---------- THE DATA ----------

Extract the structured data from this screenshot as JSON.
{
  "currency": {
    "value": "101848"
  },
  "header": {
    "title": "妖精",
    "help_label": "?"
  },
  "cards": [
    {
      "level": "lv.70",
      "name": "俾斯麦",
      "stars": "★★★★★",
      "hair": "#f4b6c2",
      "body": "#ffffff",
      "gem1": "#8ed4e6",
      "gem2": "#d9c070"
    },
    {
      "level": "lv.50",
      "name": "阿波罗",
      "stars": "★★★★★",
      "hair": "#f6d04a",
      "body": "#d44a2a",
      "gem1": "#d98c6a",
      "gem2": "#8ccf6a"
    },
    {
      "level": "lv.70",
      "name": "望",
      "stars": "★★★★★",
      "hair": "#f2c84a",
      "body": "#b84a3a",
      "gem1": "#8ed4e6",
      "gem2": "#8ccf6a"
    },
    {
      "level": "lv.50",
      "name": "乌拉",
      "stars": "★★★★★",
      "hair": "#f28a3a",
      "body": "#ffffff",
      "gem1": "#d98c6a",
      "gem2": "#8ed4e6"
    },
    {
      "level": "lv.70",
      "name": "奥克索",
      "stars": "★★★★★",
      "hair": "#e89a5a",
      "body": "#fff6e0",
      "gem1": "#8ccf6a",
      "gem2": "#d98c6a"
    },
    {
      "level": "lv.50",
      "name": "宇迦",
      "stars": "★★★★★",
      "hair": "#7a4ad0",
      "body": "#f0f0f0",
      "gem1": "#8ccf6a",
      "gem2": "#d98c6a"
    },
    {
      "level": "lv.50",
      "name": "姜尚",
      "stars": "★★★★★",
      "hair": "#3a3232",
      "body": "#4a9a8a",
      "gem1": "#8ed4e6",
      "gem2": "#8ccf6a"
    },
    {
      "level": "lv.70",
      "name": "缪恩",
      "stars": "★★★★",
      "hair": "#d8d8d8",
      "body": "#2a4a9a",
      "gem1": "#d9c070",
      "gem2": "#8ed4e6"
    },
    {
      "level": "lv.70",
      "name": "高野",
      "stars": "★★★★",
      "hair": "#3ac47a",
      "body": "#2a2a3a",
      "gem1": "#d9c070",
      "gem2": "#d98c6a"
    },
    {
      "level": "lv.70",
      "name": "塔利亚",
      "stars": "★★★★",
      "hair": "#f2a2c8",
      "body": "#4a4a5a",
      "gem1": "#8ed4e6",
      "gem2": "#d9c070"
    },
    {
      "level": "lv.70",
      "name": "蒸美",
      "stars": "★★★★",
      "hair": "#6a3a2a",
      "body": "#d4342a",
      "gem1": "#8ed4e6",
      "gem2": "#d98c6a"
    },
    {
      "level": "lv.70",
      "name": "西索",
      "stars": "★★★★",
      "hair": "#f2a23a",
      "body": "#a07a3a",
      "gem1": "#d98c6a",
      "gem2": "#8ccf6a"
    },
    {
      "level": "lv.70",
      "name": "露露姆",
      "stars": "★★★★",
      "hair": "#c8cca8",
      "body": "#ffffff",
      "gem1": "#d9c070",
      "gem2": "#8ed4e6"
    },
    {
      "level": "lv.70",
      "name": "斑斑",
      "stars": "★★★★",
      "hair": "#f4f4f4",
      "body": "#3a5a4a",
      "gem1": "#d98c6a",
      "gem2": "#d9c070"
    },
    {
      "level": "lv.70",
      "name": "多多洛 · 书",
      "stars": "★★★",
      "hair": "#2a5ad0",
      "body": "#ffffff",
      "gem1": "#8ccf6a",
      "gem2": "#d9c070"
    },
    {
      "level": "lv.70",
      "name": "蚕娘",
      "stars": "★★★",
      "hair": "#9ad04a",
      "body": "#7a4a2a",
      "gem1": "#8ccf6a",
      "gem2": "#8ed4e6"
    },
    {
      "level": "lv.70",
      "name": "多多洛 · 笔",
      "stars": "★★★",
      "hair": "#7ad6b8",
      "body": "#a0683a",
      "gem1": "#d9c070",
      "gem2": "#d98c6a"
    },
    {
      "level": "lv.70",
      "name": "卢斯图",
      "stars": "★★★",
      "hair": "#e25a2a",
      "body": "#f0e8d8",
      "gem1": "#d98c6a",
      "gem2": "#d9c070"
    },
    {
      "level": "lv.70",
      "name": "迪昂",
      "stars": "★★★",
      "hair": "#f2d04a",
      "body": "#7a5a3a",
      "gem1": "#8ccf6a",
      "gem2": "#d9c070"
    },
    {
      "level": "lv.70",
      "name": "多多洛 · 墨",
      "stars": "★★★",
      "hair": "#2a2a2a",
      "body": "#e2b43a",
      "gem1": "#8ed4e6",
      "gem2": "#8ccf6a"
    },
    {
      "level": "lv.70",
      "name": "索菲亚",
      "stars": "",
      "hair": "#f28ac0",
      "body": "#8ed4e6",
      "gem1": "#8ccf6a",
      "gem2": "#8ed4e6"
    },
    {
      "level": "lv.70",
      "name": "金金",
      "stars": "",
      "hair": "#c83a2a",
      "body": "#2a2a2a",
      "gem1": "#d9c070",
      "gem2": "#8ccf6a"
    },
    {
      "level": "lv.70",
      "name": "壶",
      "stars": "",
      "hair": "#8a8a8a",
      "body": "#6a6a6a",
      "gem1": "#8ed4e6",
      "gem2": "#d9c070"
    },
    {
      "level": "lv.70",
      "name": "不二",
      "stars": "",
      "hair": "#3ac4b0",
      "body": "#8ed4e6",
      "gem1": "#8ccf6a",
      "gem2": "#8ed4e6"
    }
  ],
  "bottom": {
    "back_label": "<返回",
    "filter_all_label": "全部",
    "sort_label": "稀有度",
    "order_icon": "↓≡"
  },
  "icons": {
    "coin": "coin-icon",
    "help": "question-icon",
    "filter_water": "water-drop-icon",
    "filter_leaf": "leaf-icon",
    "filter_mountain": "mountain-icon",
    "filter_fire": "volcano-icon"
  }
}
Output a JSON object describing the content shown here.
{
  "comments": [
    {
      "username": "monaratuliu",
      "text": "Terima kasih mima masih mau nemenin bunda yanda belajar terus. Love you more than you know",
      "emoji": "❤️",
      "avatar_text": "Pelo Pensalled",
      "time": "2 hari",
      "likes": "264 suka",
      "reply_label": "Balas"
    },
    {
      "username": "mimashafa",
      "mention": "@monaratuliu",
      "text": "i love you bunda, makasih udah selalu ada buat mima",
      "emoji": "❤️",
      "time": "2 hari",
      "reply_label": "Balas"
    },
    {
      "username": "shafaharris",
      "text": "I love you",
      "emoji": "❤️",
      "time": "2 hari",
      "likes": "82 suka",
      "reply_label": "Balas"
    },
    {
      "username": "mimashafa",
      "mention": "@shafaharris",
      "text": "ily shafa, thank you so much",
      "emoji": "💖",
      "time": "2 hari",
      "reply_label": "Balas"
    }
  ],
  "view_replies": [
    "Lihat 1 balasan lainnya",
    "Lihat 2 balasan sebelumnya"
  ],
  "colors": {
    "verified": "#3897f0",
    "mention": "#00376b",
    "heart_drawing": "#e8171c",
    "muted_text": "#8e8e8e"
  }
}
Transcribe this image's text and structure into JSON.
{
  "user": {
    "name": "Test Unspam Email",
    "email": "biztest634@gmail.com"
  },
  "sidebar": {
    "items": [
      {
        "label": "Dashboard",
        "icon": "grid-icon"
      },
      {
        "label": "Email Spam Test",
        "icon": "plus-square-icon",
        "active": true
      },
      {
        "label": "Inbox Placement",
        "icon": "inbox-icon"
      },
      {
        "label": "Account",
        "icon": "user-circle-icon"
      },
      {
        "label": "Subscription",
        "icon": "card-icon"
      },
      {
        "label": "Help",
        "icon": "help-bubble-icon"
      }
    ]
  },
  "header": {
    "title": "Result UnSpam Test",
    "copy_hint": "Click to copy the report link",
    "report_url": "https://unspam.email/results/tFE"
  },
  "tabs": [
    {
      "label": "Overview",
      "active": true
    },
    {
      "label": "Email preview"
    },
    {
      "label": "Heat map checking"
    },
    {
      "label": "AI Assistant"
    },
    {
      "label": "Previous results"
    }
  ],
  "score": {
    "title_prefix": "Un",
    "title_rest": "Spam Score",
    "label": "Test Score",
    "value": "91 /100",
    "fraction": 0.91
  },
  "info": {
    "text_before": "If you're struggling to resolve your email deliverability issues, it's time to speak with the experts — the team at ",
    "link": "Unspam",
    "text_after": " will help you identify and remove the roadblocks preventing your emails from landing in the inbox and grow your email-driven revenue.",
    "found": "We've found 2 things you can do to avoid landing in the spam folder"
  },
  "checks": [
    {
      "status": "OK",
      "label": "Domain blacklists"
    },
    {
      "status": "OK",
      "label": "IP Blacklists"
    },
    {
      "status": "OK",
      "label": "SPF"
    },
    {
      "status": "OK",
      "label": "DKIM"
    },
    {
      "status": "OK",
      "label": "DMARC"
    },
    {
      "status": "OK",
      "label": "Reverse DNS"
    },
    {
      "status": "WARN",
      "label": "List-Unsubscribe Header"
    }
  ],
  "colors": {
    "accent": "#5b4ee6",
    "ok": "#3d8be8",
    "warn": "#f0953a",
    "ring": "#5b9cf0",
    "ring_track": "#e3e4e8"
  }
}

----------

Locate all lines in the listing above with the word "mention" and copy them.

      "mention": "@monaratuliu",
      "mention": "@shafaharris",
    "mention": "#00376b",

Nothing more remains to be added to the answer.